Taking a harder line on health care, the Trump administration joined a coalition of Republican-led states Wednesday in asking a federal appeals court to entirely overturn former President Barack Obama’s signature health care law — a decision that could leave millions uninsured.
Amid blowback from Capitol Hill, President Donald Trump switched gears again Wednesday, suggesting he never wanted Congress to vote to replace the Affordable Care Act until after the 2020 election.
“Not any longer.”
And with that, a triumphant Senate Majority Leader Mitch McConnell appeared to close the book Tuesday on a divisive Republican debate, convincing President Donald Trump to shelve plans to replace the Affordable Care Act until after the 2020 election.
After losing in Congress, President Donald Trump is counting on the courts to kill off “Obamacare.” But some cases are going against him, and time is not on his side as he tries to score a big win for his re-election campaign.
President Donald Trump is calling on Republicans to revive the effort to quash the Affordable Care Act, handing Democrats an opportunity to unite in defense of the law as they try to move past the Russia investigation and win the White House in 2020.
House Speaker Nancy Pelosi is laying out her strategy on health care and first up is improvements to “Obamacare” and legislation to lower prescription drug costs. “Medicare for all” will get hearings.
A federal judge’s ruling that the Obama health law is unconstitutional has landed like a stink bomb among Republicans, who’ve seen the politics of health care flip as Americans increasingly value the overhaul’s core parts, including protections for pre-existing medical conditions and Medicaid for more low-income people.
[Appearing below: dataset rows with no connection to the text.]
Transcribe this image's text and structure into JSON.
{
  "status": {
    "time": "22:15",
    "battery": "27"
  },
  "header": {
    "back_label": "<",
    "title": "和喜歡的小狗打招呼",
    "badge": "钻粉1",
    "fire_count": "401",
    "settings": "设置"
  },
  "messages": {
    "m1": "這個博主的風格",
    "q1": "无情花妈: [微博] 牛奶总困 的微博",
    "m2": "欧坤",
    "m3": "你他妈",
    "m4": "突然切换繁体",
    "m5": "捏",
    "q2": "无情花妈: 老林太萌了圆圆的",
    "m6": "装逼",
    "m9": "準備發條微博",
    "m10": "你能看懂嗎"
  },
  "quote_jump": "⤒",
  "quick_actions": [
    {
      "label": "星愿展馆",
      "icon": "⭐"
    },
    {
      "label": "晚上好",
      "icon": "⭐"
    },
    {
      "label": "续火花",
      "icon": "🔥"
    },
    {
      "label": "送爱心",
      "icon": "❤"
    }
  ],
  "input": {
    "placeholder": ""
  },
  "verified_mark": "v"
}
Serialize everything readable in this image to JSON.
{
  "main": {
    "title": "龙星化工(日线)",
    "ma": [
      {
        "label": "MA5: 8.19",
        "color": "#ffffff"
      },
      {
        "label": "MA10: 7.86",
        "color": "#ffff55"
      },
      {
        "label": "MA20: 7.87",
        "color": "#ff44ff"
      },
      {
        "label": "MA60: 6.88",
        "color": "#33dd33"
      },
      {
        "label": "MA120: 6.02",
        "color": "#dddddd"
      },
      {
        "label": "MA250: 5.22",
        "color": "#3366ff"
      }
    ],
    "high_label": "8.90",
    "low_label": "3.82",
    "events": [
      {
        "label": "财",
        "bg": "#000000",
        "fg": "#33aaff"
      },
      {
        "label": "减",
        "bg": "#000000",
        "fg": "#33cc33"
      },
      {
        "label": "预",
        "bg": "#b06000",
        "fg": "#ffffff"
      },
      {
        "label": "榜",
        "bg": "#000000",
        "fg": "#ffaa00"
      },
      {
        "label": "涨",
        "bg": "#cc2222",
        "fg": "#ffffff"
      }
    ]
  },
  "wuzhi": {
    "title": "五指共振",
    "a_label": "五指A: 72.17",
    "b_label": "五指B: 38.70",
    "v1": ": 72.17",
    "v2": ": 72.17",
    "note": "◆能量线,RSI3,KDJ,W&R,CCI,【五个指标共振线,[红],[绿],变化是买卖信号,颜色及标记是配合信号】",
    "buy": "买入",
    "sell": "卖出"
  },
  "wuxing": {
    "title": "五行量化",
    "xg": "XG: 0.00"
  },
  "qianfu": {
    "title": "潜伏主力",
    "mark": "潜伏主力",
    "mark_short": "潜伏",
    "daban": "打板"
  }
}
Insurance shoppers likely will have several choices for individual health coverage this fall. The bad news? There’s no guarantee they will cover certain doctors or prescriptions.
The heated debate over how Supreme Court nominee Brett Kavanaugh would vote on the Affordable Care Act might not matter.
More than 8.7 million people signed up for coverage next year under the Obama-era health care law, the government reported Thursday, as the program that President Donald Trump has repeatedly pronounced “a disaster” exceeded expectations.